(Source data)
Start of Block
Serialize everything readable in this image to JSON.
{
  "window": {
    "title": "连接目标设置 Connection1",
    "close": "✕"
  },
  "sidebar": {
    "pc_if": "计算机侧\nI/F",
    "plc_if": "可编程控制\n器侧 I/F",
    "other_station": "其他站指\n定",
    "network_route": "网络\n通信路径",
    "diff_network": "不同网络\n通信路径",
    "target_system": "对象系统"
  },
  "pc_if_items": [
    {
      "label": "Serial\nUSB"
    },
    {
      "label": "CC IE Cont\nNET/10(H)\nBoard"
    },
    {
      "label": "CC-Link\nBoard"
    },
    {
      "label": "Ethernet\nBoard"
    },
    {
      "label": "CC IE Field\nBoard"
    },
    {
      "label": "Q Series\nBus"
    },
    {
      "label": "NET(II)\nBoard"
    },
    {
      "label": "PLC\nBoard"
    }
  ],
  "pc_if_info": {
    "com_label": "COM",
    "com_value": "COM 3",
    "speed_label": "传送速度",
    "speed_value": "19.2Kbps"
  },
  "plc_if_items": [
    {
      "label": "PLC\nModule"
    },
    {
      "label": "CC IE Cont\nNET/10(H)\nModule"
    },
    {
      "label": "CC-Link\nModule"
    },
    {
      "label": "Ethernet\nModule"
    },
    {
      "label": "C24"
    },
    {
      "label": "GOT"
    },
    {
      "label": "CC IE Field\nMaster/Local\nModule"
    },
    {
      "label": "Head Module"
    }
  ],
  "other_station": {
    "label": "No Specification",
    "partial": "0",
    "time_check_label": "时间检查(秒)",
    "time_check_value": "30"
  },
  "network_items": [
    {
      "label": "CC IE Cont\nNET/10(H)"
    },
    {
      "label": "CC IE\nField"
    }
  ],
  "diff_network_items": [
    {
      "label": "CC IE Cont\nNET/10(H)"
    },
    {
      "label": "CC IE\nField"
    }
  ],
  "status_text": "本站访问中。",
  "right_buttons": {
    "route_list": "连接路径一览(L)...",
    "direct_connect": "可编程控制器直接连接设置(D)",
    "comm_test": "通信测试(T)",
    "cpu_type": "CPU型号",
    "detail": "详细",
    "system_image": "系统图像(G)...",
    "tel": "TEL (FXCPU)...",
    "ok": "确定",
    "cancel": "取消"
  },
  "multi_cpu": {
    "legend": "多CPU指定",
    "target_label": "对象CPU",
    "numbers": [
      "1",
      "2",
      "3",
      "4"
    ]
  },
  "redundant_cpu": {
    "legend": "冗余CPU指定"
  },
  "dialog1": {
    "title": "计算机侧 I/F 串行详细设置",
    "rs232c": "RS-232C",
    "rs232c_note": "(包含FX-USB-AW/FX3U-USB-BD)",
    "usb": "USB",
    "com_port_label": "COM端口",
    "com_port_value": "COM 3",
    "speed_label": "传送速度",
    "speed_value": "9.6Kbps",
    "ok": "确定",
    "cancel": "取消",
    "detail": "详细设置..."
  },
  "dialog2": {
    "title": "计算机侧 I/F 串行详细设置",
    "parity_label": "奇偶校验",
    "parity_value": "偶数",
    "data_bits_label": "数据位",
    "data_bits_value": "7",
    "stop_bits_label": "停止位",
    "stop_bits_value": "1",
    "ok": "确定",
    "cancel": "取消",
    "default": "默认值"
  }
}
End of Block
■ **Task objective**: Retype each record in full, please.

■ **Output**:
Serialize everything readable in this image to JSON.
{
  "window": {
    "title": "连接目标设置 Connection1",
    "close": "✕"
  },
  "sidebar": {
    "pc_if": "计算机侧\nI/F",
    "plc_if": "可编程控制\n器侧 I/F",
    "other_station": "其他站指\n定",
    "network_route": "网络\n通信路径",
    "diff_network": "不同网络\n通信路径",
    "target_system": "对象系统"
  },
  "pc_if_items": [
    {
      "label": "Serial\nUSB"
    },
    {
      "label": "CC IE Cont\nNET/10(H)\nBoard"
    },
    {
      "label": "CC-Link\nBoard"
    },
    {
      "label": "Ethernet\nBoard"
    },
    {
      "label": "CC IE Field\nBoard"
    },
    {
      "label": "Q Series\nBus"
    },
    {
      "label": "NET(II)\nBoard"
    },
    {
      "label": "PLC\nBoard"
    }
  ],
  "pc_if_info": {
    "com_label": "COM",
    "com_value": "COM 3",
    "speed_label": "传送速度",
    "speed_value": "19.2Kbps"
  },
  "plc_if_items": [
    {
      "label": "PLC\nModule"
    },
    {
      "label": "CC IE Cont\nNET/10(H)\nModule"
    },
    {
      "label": "CC-Link\nModule"
    },
    {
      "label": "Ethernet\nModule"
    },
    {
      "label": "C24"
    },
    {
      "label": "GOT"
    },
    {
      "label": "CC IE Field\nMaster/Local\nModule"
    },
    {
      "label": "Head Module"
    }
  ],
  "other_station": {
    "label": "No Specification",
    "partial": "0",
    "time_check_label": "时间检查(秒)",
    "time_check_value": "30"
  },
  "network_items": [
    {
      "label": "CC IE Cont\nNET/10(H)"
    },
    {
      "label": "CC IE\nField"
    }
  ],
  "diff_network_items": [
    {
      "label": "CC IE Cont\nNET/10(H)"
    },
    {
      "label": "CC IE\nField"
    }
  ],
  "status_text": "本站访问中。",
  "right_buttons": {
    "route_list": "连接路径一览(L)...",
    "direct_connect": "可编程控制器直接连接设置(D)",
    "comm_test": "通信测试(T)",
    "cpu_type": "CPU型号",
    "detail": "详细",
    "system_image": "系统图像(G)...",
    "tel": "TEL (FXCPU)...",
    "ok": "确定",
    "cancel": "取消"
  },
  "multi_cpu": {
    "legend": "多CPU指定",
    "target_label": "对象CPU",
    "numbers": [
      "1",
      "2",
      "3",
      "4"
    ]
  },
  "redundant_cpu": {
    "legend": "冗余CPU指定"
  },
  "dialog1": {
    "title": "计算机侧 I/F 串行详细设置",
    "rs232c": "RS-232C",
    "rs232c_note": "(包含FX-USB-AW/FX3U-USB-BD)",
    "usb": "USB",
    "com_port_label": "COM端口",
    "com_port_value": "COM 3",
    "speed_label": "传送速度",
    "speed_value": "9.6Kbps",
    "ok": "确定",
    "cancel": "取消",
    "detail": "详细设置..."
  },
  "dialog2": {
    "title": "计算机侧 I/F 串行详细设置",
    "parity_label": "奇偶校验",
    "parity_value": "偶数",
    "data_bits_label": "数据位",
    "data_bits_value": "7",
    "stop_bits_label": "停止位",
    "stop_bits_value": "1",
    "ok": "确定",
    "cancel": "取消",
    "default": "默认值"
  }
}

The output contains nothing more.